[Thesis defense] 4 May 2023 - Amélie Noël: "Chemical ecology of the behavioural defence of the honey bee (Apis mellifera) against the parasite Varroa destructor", Laboratory UR406 Bees & Environment - INRAE PACA, Avignon

Research news 19 April 2023

Date and place

4 May 2023 at 14:00
Avignon University, Jean-Henri Fabre Campus, CERI, Amphi Blaise


Agricultural sciences


Laboratory UR406 Bees & Environment - INRAE PACA, Avignon


Dr. Yves Le Conte & Dr. Fanny Mondet

Composition of the jury

  • Pierre Giovenazzo, PR, University of Laval, Quebec - Rapporteur
  • Anne-Geneviève Bagnères-Urbany, DR-HDR, CNRS, CEFE, Montpellier - Rapporteur
  • Freddie-Jeanne Richard, MCF-HDR, CNRS, EBI, University of Poitiers, Poitiers - Examiner
  • Jean-Christophe Sandoz, DR-HDR, CNRS, EGCE, Gif-sur-Yvette - Examiner
  • Yves Le Conte, DR-HDR, INRAE, A&E, Avignon - Thesis Director
  • Dr. Fanny Mondet, IPEF, INRAE, A&E, Avignon - Thesis co-director

Summary of the thesis

Varroa destructor is a global threat to the honey bee (Apis mellifera) and beekeeping. The infestation of a colony with varroa mites can, within a few months and without treatment, compromise its survival. However, some colonies have developed resistance to the parasite and are able to regulate the growth of the varroa population within the colony. This resistance is based on various traits, including VSH behaviour (Varroa Sensitive Hygiene) and the reoperculation behaviour of brood cells.
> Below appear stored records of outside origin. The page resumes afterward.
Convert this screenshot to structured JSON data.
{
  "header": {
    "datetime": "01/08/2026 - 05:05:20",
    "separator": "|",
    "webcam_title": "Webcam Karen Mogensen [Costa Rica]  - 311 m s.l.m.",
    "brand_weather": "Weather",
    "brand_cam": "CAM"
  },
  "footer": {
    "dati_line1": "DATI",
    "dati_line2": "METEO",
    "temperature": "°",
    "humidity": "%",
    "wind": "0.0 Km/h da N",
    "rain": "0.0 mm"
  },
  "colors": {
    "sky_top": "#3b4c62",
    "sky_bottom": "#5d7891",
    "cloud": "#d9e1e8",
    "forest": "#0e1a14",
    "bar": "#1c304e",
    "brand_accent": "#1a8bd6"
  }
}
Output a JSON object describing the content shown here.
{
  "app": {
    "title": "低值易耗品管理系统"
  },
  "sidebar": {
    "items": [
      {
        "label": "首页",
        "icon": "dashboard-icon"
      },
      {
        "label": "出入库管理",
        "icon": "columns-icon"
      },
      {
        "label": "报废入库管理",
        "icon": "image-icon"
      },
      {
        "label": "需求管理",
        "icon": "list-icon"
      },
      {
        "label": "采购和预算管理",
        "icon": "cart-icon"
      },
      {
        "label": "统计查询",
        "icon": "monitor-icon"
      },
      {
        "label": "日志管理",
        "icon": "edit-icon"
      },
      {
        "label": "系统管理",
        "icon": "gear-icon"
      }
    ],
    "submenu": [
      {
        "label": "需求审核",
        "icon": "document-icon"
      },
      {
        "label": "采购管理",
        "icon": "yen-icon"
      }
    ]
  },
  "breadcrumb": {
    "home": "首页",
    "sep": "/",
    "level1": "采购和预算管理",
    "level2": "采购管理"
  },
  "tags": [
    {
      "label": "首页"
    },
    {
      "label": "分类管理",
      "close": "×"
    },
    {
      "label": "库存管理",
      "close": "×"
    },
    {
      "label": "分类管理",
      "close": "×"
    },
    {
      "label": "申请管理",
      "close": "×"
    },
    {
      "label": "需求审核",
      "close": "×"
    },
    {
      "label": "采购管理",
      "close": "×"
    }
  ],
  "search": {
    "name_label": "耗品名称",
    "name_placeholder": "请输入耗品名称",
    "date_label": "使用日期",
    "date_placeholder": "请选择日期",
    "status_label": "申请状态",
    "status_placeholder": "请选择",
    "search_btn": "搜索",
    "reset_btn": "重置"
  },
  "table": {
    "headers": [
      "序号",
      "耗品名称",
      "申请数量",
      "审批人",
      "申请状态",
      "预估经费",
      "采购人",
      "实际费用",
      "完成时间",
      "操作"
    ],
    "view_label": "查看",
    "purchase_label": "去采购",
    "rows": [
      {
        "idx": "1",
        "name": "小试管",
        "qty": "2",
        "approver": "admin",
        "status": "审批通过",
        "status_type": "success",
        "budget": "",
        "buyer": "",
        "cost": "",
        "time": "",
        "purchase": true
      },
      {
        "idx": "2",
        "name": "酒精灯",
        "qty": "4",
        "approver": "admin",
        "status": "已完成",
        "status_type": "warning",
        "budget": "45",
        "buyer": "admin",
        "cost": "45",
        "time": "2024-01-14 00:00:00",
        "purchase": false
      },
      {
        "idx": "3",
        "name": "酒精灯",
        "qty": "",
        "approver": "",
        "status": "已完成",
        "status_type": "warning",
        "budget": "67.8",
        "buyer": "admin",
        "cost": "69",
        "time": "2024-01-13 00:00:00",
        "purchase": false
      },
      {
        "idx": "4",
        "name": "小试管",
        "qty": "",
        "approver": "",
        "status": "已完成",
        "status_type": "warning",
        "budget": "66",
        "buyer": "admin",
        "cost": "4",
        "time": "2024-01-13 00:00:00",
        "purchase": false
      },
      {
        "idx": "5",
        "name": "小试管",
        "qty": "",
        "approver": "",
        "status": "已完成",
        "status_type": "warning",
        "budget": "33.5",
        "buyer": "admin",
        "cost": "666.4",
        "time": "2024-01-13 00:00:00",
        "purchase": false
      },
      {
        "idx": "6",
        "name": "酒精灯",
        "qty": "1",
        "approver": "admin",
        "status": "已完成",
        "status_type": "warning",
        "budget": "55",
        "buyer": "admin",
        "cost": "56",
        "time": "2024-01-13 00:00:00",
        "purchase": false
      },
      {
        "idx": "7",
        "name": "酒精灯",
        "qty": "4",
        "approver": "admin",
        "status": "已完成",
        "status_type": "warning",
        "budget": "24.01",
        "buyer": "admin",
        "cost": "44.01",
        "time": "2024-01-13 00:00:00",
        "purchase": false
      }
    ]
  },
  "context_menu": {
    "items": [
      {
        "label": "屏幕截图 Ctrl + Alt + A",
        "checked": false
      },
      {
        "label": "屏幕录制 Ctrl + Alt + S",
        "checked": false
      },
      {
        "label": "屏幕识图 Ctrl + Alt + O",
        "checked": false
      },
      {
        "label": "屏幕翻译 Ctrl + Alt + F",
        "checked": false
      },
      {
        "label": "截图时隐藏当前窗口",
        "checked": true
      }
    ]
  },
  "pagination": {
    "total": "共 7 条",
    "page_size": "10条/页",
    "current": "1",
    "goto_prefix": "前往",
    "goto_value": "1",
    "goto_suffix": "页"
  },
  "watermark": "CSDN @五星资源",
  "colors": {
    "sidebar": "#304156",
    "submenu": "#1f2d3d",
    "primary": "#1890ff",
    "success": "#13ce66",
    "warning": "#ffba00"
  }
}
These two hygienic behaviours involve (i) the detection of parasitized brood cells, (ii) the opening and then (iii) the choice in the fate of these brood cells. Depending on this choice, the brood is sacrificed and the cell emptied of its contents (VSH) or it is re-operculated leaving the brood intact (re-operculation). The mechanisms underlying the choice between these behaviours are not well understood but require the emission of a semiochemical message, the detection and neural processing of this message by the workers and the appropriate behavioural response. In the scientific literature, ten compounds have been identified as triggering VSH behaviour, and no compound has been identified as triggering re-operculation behaviour. Only two of these compounds are characterised as Volatile Organic Compounds (VOCs).

It is assumed that compounds of different volatility (VOCs and low volatile compounds) are involved in VSH and re-operculation behaviour. The VOCs are thought to propagate rapidly through the wax seal signalling parasitism and the less volatile compounds are thought to allow accurate identification of the parasitized cell. The objective of this thesis is to deepen the knowledge on the hygienic behaviour involved in the resistance of honey bee colonies to the parasite Varroa destructorThis is being done by studying the VOC emissions in the context of healthy brood development and varroa parasitism, and the behaviour of workers with respect to all compounds identified as characteristic of the brood parasitism. To this end, VOC emissions are studied in the context of healthy brood development and in the context of varroa parasitism, and the behaviour of workers towards all the compounds identified as being characteristic of parasitised brood is tested. This thesis demonstrated the emission of 32 VOCs during healthy brood development and nine VOCs characteristic of varroa parasitism, of which five could be identified. The behavioural results underline the importance of VOCs in the detection, opening and re-operculation of brood cells, while low volatile compounds seem to play a particularly central role in pupal sacrifice. This study opens new perspectives in the understanding of these two resistance behaviours of honey bees against their main parasite Varroa destructor.

Keywords : Varroa destructorChemical communication, volatile compounds, resistance, VSH, reoperculation.

Mots clés associés
thesis defence